Recently I was recalling how I first discovered positive psychology and the difference it made in my life. I had just been given a promotion at work and as a new manager, I was now responsible for motivating staff, ensuring that they were happy and also that productivity was high. The challenge I had was not only being a new manager, but also that morale was low and turnover of staff was high and so I thought there must be another way to manage people more effectively than the “old school” style of management that existed in the organisation I was working for.
Discovering positive psychology
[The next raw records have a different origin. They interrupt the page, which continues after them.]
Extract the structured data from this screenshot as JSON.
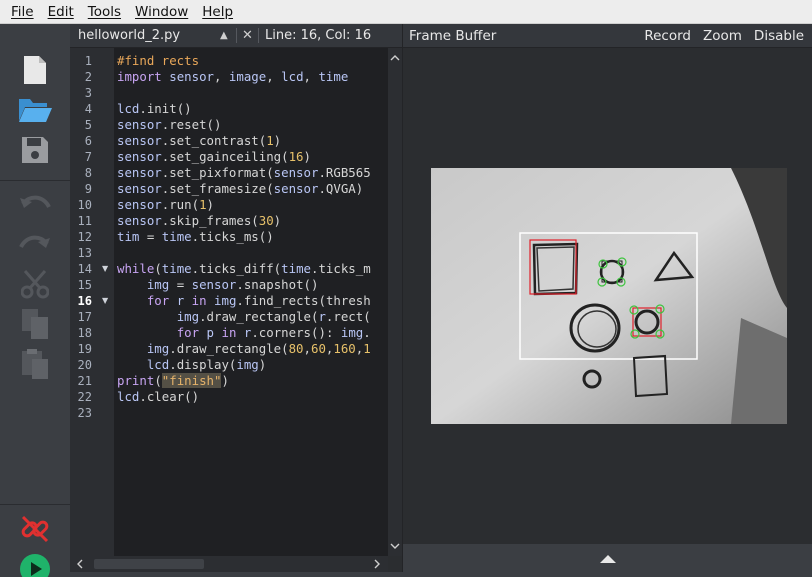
{
  "menu": [
    {
      "label": "File"
    },
    {
      "label": "Edit"
    },
    {
      "label": "Tools"
    },
    {
      "label": "Window"
    },
    {
      "label": "Help"
    }
  ],
  "toolbar": {
    "icons": [
      "new-file-icon",
      "open-folder-icon",
      "save-icon",
      "undo-icon",
      "redo-icon",
      "cut-icon",
      "copy-icon",
      "paste-icon",
      "disconnect-icon",
      "run-icon"
    ]
  },
  "editor": {
    "file_name": "helloworld_2.py",
    "cursor_position": "Line: 16, Col: 16",
    "current_line": 16,
    "line_numbers": [
      "1",
      "2",
      "3",
      "4",
      "5",
      "6",
      "7",
      "8",
      "9",
      "10",
      "11",
      "12",
      "13",
      "14",
      "15",
      "16",
      "17",
      "18",
      "19",
      "20",
      "21",
      "22",
      "23"
    ],
    "lines": [
      "#find rects",
      "import sensor, image, lcd, time",
      "",
      "lcd.init()",
      "sensor.reset()",
      "sensor.set_contrast(1)",
      "sensor.set_gainceiling(16)",
      "sensor.set_pixformat(sensor.RGB565",
      "sensor.set_framesize(sensor.QVGA)",
      "sensor.run(1)",
      "sensor.skip_frames(30)",
      "tim = time.ticks_ms()",
      "",
      "while(time.ticks_diff(time.ticks_m",
      "    img = sensor.snapshot()",
      "    for r in img.find_rects(thresh",
      "        img.draw_rectangle(r.rect(",
      "        for p in r.corners(): img.",
      "    img.draw_rectangle(80,60,160,1",
      "    lcd.display(img)",
      "print(\"finish\")",
      "lcd.clear()",
      ""
    ]
  },
  "frame_buffer": {
    "title": "Frame Buffer",
    "record_label": "Record",
    "zoom_label": "Zoom",
    "disable_label": "Disable"
  },
  "colors": {
    "keyword": "#c7a4f2",
    "comment": "#e8a75a",
    "function": "#b9c6f5",
    "number": "#e7c16a",
    "detected_rect": "#e0202a",
    "corner_marker": "#3ec43e"
  }
}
I spent the first year or so reading up as much as I could about psychology and then one day as I was at the airport bookshop looking for something to read, just about to head off on holiday, and a book caught my eye. It was Authentic Happiness by Dr Martin Seligman. What really struck me about the book was that it talked about a science of happiness and how to fulfil your potential from the emerging field called positive psychology. For me, this was exciting as it wasn’t “pop” psychology and it wasn’t advice from a self-help “guru”. The book covered the main topics of positive psychology, which were how to be happier, bringing an awareness of positive emotions, playing to your strengths and also building resilience for times of adversity. What was really compelling for me about positive psychology was that research was producing a growing number of evidence-based tools for people to use in their personal and professional lives.
Using positive psychology as a new manager
As a new manager, this was enlightening as it allowed me to discover what I could do to help my colleagues to perform at their best and to fulfil their potential. I started reading as much as I could about positive psychology and then applying what I’d learned in the workplace. I became an avid spotter of colleagues’ strengths, to understand the tasks that they performed well at, they enjoyed doing, they appeared to get energised carrying out and that they seemed to do almost effortlessly.
As a result, I had a greater awareness of employees’ strengths and emotions, which allowed me to assign tasks accordingly, so that they would be happier and more productive. A win-win situation for the organisation and for them.
Another area of interest for me from positive psychology was the research into resilience and building coping strategies for times of adversity. The team were putting in a tremendous amount of effort and working long hours and I was worried about how much more they could push themselves, whilst being conscious that the workload wasn’t going to drop any time soon. I was also under a lot of pressure to produce results and being quite young for a manager, I was aware that I was being scrutinised to see that I was up for the job and the responsibility. It was for this reason that I decided to apply some of the evidence-based coping strategies to boost my resilience in such stressful times. I found that it helped me to put situations into perspective and also to dispute nagging doubts that I would have about my ability or challenging circumstances I found myself in. This helped me to manage my stress levels and avoid burnout, which is something that I began to introduce to the team.
3 tips for the new manager
Here are my 3 suggested positive psychology related tips for a new manager
- Discover what your own strengths are and become familiar with a language of strengths. This will also help you to start spotting the strengths of your colleagues. You can take a character strengths survey here
- Focus on and appreciate what your employees CAN do more than what they CAN’T do and encourage them to do more of what they can do
- Give your colleagues evidence-based coping strategies for challenging times and times of stress, so as to avoid burnout.